A Weekly Column
By Joseph Walker


Some things you just have to take care of yourself - you know what I mean?

Like last Saturday morning. My 12-year-old daughter, Elizabeth - dear, kind, compassionate Elizabeth - was sitting at the table, artistically painting frosting on a toaster pastry. Meanwhile, her friend who had spent the night, was sitting next to her, eating . . . nothing.

I could have reported the faux pax to my wife, who has generally handled instruction in the social graces. But she wasn't there. Besides, I figured I could take care of this myself.

You can already see the writing on the wall, can't you?

"Elizabeth Ann!" I said, invoking her middle name in the time-honored way that parents do, as if to say, "Sweetheart . . . Darling . . . Please pay careful attention to what I'm about to say next, because it is VERY important."

Or words to that effect.

"Elizabeth Ann, what are you doing?"

What is it that compels parents to ask children what they are doing when we already know the answer? It was clear that Elizabeth was enjoying decorating her toaster pastry. But suddenly, when I asked her what she was doing - middle name and all - she stopped having fun.

"I'm . . . uh . . . frosting . . . uh . . . getting ready to . . . uh . . . eat," she stammered.

"And what about your friend?" I asked. "What is she going to eat?"

Elizabeth looked at her friend and shrugged her shoulders. "I don't know," she said.

I shook my head, absolutely incredulous.

"Elizabeth Ann, you know better than that!" I said. "We don't eat in front of guests. That's rude! I can't believe you!"

Elizabeth blushed. Yes - she knew better. I turned my attention to her friend. "Please forgive my rude daughter," I said, feigning joviality while still hoping to communicate to Elizabeth this critical, life-altering message. "Would you like one of those toaster pastries too?"

"Yes," the little girl said quickly. "That'd be good."

"Elizabeth, please cook a pastry for your friend," I said, triumphantly.

"And next time, don't be so rude!"

One would have thought that was enough instruction on the subject for one day. But no - compulsive obsessive father that I am, I couldn't wait to pound away at this lesson a little more as soon as her friend was gone.
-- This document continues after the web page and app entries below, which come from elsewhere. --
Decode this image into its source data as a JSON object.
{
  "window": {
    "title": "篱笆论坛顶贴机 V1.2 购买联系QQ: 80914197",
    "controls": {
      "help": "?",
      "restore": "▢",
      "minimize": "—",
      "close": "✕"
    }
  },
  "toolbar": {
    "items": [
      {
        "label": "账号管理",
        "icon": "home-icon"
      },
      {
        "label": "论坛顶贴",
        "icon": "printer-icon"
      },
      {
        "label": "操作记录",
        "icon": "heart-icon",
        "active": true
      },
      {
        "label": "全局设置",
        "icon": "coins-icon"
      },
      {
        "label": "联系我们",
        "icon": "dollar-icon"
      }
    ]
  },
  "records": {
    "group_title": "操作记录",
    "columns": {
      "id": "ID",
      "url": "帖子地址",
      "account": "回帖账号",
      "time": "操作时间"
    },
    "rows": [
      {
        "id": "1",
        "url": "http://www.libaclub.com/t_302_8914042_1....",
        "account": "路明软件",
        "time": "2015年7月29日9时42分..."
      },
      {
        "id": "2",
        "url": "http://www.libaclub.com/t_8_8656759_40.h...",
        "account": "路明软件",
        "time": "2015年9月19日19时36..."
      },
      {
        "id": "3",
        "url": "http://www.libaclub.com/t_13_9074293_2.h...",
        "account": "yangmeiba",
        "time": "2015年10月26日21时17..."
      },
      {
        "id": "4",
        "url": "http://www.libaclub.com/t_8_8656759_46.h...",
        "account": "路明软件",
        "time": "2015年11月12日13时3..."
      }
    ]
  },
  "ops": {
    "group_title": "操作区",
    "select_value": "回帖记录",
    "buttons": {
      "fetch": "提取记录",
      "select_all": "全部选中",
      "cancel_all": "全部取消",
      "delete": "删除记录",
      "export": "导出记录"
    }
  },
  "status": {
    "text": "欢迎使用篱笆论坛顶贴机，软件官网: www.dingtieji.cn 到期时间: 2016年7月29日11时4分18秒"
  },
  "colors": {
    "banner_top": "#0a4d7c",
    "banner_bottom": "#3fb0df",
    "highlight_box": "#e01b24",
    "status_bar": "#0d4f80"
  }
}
Think of it as the sledgehammer approaching to parenting.

"I don't get it, Elizabeth," I said. "How could you even bring yourself to eat in front of your friend without offering something to her?"

Elizabeth looked me square in the eyes - patiently, lovingly.

"But I did, Dad."

Uh-oh. I could sense another parental blooper about to erupt. Somebody call Dick Clark.

"You did?"

"Sure," she said. "I offered her a pastry. I offered her toast. I offered her juice - whatever she wanted. And she just shrugged her shoulders and said she didn't know. I figured it was OK for me to go ahead and fix something for myself while she was making up her mind."

Sounded pretty reasonable to me too, come to think of it. But there was just one thing: "Why didn't you tell me that when I was making such a big deal of it in front of your friend?"

"I didn't want to embarrass her," she said, gently. "And I didn't want to embarrass you."

Too late - already took care of that myself.

# # #

--- Joseph Walker


Look for Joe's book, "How Can You Mend a Broken Spleen? Home Remedies for an Ailing World." It is available on-line through